All lines in the records below that hold "Clear" are to be shown.

MATERIAL TO PROCESS –
........

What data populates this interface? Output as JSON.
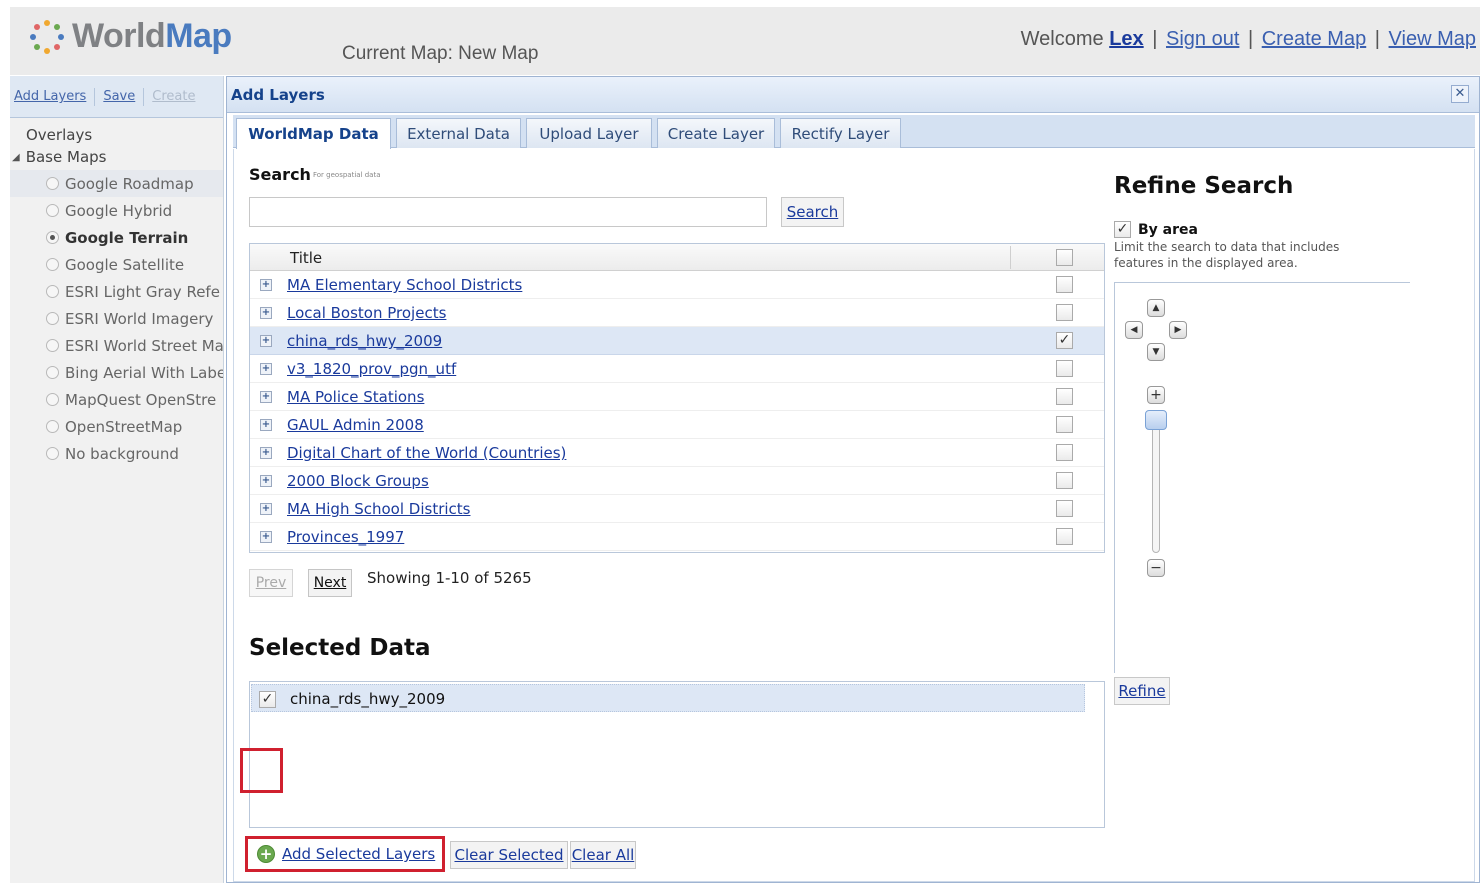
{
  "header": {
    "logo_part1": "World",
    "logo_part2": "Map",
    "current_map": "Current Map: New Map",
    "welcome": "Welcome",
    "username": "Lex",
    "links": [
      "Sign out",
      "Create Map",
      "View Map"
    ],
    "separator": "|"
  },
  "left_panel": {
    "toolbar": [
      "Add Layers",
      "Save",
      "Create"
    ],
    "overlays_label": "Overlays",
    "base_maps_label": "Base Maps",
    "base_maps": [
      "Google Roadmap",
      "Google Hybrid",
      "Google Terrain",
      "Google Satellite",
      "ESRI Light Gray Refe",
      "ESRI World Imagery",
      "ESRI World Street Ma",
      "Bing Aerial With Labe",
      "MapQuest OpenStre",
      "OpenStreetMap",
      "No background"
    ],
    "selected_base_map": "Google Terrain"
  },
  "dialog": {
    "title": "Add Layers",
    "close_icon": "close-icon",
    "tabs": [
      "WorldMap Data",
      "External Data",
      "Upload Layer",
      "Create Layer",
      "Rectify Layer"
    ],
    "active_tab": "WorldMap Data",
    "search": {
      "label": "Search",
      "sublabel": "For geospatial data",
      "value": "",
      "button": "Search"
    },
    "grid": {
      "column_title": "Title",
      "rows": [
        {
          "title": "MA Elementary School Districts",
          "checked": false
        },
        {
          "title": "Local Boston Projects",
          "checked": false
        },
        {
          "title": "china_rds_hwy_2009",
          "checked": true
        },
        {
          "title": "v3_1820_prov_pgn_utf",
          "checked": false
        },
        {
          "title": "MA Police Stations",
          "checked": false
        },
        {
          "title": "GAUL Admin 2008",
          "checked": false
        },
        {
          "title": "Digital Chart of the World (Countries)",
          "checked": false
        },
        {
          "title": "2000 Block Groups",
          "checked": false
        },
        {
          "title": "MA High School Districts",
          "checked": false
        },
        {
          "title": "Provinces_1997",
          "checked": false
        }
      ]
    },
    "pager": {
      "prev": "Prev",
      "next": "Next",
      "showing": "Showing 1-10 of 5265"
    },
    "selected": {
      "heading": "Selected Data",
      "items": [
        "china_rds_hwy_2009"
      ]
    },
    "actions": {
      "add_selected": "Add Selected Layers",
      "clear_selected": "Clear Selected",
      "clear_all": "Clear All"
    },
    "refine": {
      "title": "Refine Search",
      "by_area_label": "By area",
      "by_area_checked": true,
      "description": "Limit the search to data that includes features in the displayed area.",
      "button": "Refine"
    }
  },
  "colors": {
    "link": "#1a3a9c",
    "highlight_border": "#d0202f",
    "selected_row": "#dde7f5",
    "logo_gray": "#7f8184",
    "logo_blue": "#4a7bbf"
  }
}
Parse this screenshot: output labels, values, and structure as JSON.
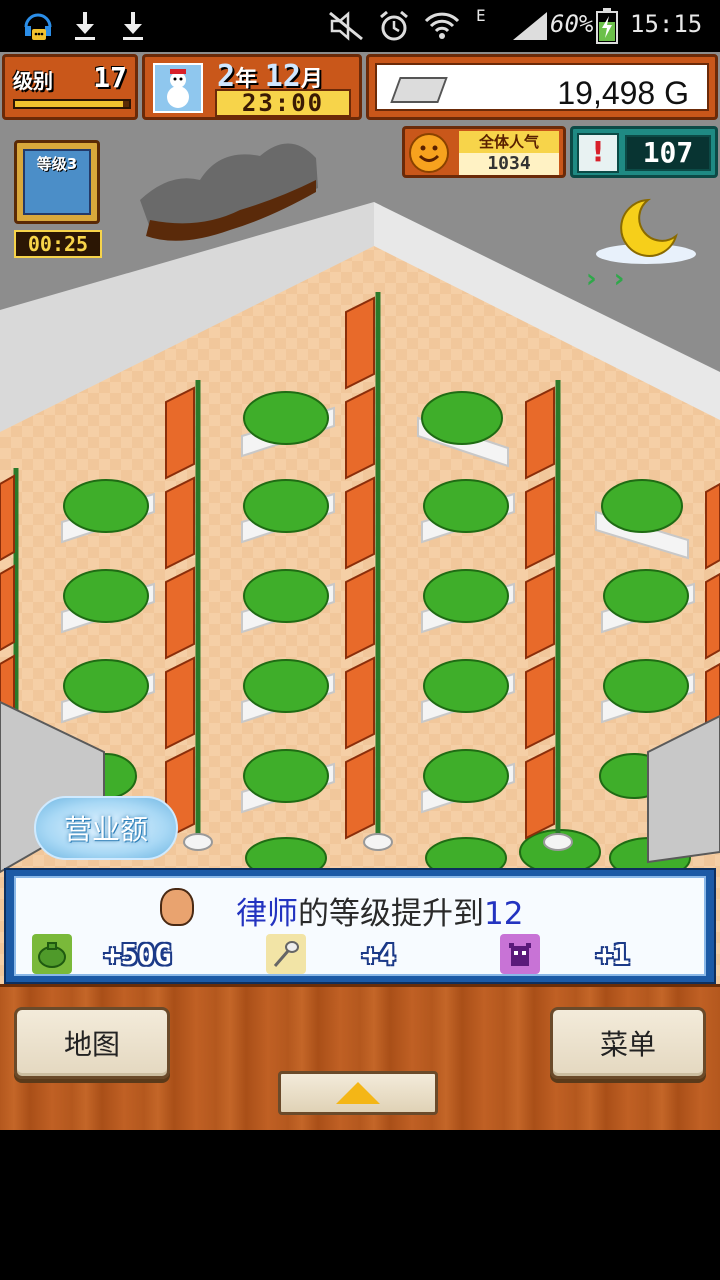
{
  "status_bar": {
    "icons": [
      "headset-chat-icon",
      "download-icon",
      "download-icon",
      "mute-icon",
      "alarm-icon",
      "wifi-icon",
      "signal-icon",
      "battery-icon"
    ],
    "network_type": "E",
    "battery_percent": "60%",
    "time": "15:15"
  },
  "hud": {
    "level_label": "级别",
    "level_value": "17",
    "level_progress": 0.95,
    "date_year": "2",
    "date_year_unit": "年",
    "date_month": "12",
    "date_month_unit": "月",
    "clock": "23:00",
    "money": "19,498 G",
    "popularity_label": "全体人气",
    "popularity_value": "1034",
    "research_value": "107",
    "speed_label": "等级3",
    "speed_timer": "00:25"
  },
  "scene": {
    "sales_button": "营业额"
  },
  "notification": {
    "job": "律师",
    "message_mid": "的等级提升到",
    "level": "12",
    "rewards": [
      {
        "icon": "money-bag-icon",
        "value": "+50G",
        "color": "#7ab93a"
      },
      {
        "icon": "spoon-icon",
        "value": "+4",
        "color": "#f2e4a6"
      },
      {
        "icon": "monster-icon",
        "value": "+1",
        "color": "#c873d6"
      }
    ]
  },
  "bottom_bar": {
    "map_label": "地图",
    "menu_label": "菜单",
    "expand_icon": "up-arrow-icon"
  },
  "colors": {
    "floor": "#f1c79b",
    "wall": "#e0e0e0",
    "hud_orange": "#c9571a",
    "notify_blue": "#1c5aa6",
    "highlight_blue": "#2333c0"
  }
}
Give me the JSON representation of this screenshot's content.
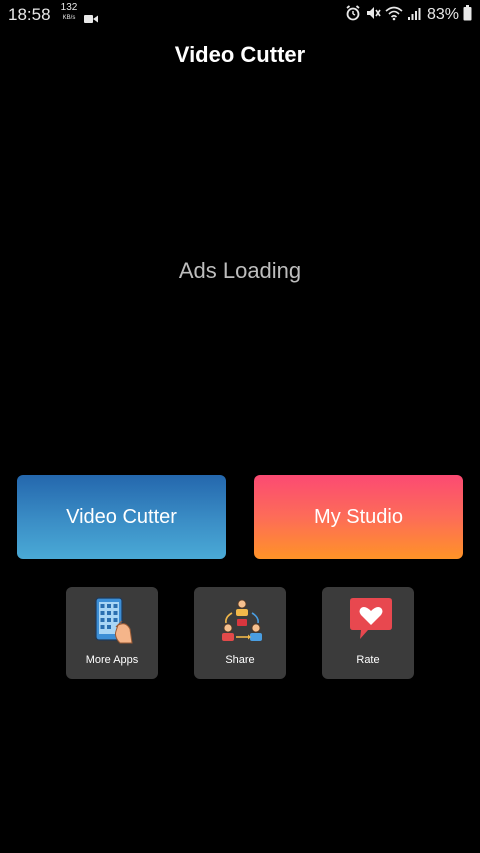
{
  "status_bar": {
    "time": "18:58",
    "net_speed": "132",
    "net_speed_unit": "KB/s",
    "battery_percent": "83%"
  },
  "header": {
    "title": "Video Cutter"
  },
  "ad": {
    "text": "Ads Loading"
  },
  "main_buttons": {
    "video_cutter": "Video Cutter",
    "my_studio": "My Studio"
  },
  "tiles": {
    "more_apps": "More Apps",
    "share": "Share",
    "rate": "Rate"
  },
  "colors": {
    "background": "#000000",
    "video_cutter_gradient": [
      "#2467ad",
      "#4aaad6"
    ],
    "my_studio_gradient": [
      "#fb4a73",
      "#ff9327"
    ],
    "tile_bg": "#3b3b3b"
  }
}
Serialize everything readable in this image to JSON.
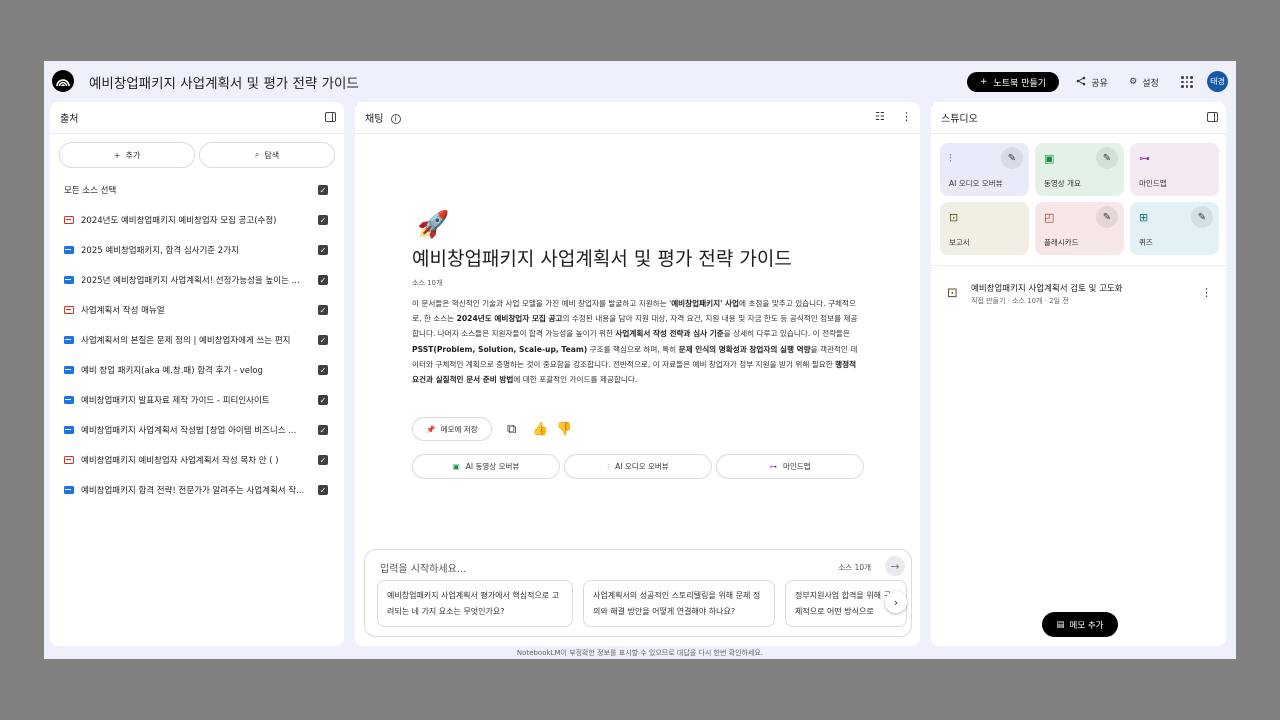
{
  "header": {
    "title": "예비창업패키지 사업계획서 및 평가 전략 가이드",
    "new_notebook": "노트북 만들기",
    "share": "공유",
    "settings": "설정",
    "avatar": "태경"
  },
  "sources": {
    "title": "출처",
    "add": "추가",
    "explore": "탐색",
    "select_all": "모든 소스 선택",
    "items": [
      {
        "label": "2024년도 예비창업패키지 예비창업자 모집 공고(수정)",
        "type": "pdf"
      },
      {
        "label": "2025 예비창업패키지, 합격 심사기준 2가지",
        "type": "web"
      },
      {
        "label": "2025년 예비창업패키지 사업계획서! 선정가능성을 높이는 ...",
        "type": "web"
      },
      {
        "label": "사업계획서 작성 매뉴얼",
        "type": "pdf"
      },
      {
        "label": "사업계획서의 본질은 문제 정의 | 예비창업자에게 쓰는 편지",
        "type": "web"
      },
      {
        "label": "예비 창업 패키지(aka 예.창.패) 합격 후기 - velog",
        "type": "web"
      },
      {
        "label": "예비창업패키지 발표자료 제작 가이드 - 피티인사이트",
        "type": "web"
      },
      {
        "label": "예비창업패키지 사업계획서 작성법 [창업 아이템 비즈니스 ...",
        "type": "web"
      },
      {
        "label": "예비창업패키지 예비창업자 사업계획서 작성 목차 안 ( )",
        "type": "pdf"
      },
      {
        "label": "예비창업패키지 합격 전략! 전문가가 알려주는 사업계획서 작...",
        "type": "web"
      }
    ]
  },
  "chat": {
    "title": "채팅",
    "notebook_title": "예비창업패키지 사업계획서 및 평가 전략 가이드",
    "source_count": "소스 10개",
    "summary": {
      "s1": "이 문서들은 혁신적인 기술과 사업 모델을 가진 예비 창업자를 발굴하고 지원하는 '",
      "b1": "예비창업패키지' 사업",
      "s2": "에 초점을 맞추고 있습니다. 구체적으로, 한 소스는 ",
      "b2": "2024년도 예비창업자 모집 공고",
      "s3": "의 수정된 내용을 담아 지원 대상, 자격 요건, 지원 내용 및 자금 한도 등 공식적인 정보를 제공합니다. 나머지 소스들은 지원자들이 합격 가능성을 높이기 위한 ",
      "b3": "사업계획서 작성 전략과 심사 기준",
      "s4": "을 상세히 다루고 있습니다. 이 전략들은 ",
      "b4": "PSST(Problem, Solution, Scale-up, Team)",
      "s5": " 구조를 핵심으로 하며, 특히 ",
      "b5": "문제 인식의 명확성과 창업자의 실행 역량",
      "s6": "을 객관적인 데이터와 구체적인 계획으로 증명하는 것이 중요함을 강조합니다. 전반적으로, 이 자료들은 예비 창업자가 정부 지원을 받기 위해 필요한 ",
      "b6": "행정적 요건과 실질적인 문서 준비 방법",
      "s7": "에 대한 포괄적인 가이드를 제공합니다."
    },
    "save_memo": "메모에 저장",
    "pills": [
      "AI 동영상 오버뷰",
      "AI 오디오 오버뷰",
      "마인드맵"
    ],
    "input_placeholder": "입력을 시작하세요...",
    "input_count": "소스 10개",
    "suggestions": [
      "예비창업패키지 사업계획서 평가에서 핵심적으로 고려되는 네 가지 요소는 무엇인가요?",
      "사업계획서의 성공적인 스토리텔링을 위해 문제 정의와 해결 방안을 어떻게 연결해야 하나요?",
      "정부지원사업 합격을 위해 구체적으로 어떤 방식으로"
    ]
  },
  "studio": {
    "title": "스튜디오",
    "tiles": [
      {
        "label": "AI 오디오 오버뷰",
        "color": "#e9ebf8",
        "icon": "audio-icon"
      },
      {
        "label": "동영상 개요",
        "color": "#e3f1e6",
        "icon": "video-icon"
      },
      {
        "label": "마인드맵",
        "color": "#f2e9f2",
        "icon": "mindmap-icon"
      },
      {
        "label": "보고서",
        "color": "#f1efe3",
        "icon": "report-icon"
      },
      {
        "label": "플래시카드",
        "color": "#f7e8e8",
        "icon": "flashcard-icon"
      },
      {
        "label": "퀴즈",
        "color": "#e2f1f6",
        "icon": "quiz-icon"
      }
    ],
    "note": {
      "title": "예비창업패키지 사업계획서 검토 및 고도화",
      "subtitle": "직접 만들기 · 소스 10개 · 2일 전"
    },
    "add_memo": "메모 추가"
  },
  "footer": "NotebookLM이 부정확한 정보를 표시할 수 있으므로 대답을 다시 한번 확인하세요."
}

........

EXERCISE RESULT –
      "clear_selected": "Clear Selected",
      "clear_all": "Clear All"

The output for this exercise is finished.